_Instructions for the task:_ Could you return the data that follows exactly, minus the images?

_Material provided:_

*** Block opens ***

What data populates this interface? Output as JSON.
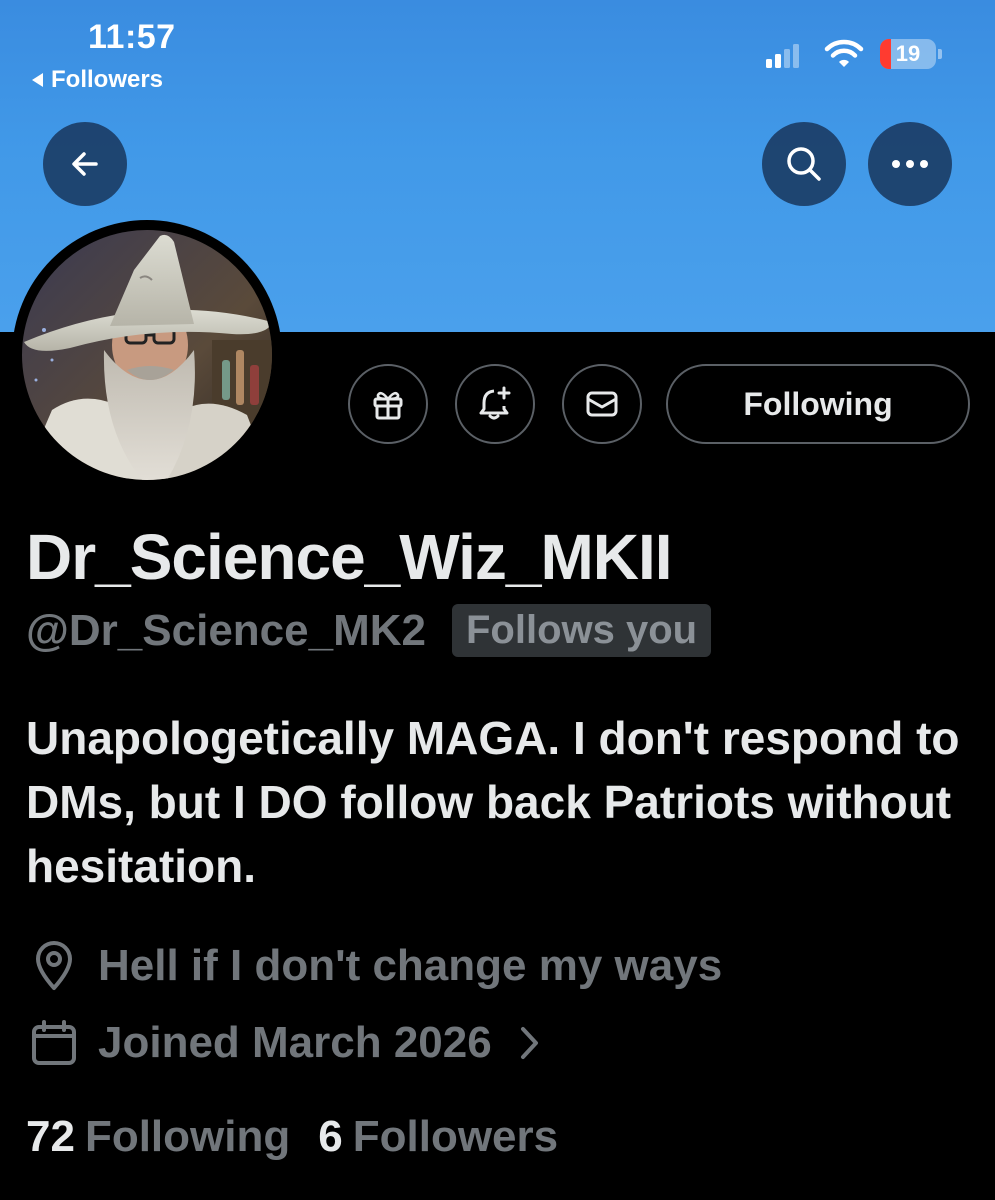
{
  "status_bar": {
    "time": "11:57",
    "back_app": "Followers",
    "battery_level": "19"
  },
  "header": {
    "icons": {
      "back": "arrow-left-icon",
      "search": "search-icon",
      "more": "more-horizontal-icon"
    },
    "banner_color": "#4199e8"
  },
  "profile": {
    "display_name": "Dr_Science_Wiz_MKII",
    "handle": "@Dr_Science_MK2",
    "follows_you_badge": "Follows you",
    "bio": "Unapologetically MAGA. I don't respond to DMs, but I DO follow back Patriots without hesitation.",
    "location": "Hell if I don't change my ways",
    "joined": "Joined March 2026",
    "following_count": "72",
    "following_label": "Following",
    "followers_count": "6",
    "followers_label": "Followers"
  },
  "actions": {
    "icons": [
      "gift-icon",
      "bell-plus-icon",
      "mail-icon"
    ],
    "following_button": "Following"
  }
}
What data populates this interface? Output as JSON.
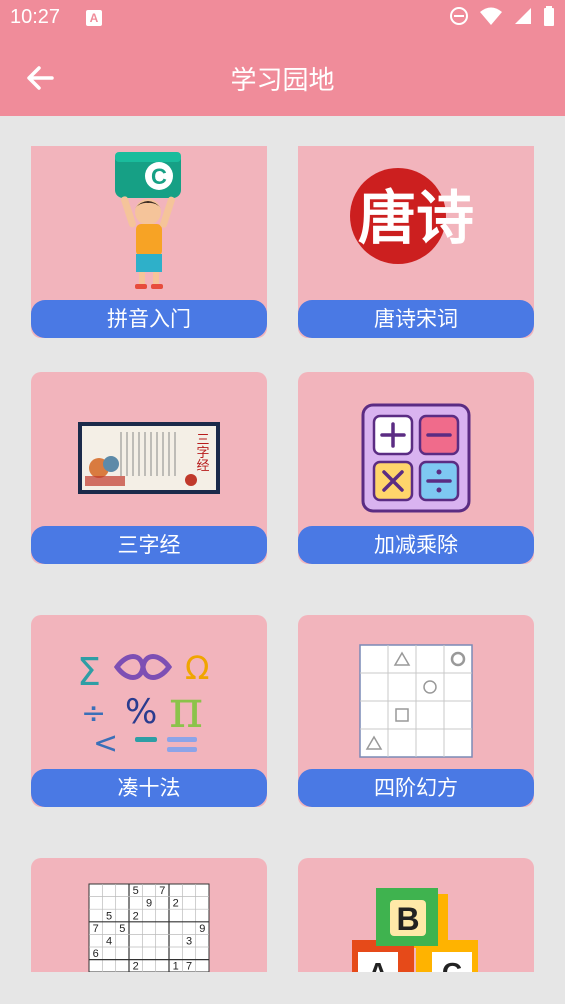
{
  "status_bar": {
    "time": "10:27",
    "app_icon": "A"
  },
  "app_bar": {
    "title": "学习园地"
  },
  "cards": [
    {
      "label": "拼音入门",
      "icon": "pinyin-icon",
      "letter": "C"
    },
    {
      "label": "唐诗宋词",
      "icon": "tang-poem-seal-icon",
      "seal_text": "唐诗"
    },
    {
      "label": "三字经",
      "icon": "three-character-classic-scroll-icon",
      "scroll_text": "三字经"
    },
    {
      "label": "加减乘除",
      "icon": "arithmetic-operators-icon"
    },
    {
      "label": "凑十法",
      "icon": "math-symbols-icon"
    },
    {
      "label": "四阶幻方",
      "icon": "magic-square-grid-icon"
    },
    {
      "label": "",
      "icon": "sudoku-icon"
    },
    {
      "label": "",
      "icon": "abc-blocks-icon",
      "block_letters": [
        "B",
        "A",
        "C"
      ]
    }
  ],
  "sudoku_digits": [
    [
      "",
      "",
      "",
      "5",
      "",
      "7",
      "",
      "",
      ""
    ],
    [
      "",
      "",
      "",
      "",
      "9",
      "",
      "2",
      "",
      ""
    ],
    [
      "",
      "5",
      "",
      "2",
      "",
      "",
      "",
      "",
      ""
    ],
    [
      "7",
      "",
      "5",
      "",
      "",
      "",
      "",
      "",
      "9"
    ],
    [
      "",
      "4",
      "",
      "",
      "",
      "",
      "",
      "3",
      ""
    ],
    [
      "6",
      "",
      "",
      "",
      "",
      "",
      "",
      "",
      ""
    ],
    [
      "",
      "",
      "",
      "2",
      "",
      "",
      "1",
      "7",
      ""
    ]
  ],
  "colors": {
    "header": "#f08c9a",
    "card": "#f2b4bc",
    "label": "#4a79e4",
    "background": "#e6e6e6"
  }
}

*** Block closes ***

_Exercise answer:_
What data populates this interface? Output as JSON.
{
  "status_bar": {
    "time": "11:57",
    "back_app": "Followers",
    "battery_level": "19"
  },
  "header": {
    "icons": {
      "back": "arrow-left-icon",
      "search": "search-icon",
      "more": "more-horizontal-icon"
    },
    "banner_color": "#4199e8"
  },
  "profile": {
    "display_name": "Dr_Science_Wiz_MKII",
    "handle": "@Dr_Science_MK2",
    "follows_you_badge": "Follows you",
    "bio": "Unapologetically MAGA. I don't respond to DMs, but I DO follow back Patriots without hesitation.",
    "location": "Hell if I don't change my ways",
    "joined": "Joined March 2026",
    "following_count": "72",
    "following_label": "Following",
    "followers_count": "6",
    "followers_label": "Followers"
  },
  "actions": {
    "icons": [
      "gift-icon",
      "bell-plus-icon",
      "mail-icon"
    ],
    "following_button": "Following"
  }
}
What data populates this interface? Output as JSON.
{
  "status_bar": {
    "time": "10:27",
    "app_icon": "A"
  },
  "app_bar": {
    "title": "学习园地"
  },
  "cards": [
    {
      "label": "拼音入门",
      "icon": "pinyin-icon",
      "letter": "C"
    },
    {
      "label": "唐诗宋词",
      "icon": "tang-poem-seal-icon",
      "seal_text": "唐诗"
    },
    {
      "label": "三字经",
      "icon": "three-character-classic-scroll-icon",
      "scroll_text": "三字经"
    },
    {
      "label": "加减乘除",
      "icon": "arithmetic-operators-icon"
    },
    {
      "label": "凑十法",
      "icon": "math-symbols-icon"
    },
    {
      "label": "四阶幻方",
      "icon": "magic-square-grid-icon"
    },
    {
      "label": "",
      "icon": "sudoku-icon"
    },
    {
      "label": "",
      "icon": "abc-blocks-icon",
      "block_letters": [
        "B",
        "A",
        "C"
      ]
    }
  ],
  "sudoku_digits": [
    [
      "",
      "",
      "",
      "5",
      "",
      "7",
      "",
      "",
      ""
    ],
    [
      "",
      "",
      "",
      "",
      "9",
      "",
      "2",
      "",
      ""
    ],
    [
      "",
      "5",
      "",
      "2",
      "",
      "",
      "",
      "",
      ""
    ],
    [
      "7",
      "",
      "5",
      "",
      "",
      "",
      "",
      "",
      "9"
    ],
    [
      "",
      "4",
      "",
      "",
      "",
      "",
      "",
      "3",
      ""
    ],
    [
      "6",
      "",
      "",
      "",
      "",
      "",
      "",
      "",
      ""
    ],
    [
      "",
      "",
      "",
      "2",
      "",
      "",
      "1",
      "7",
      ""
    ]
  ],
  "colors": {
    "header": "#f08c9a",
    "card": "#f2b4bc",
    "label": "#4a79e4",
    "background": "#e6e6e6"
  }
}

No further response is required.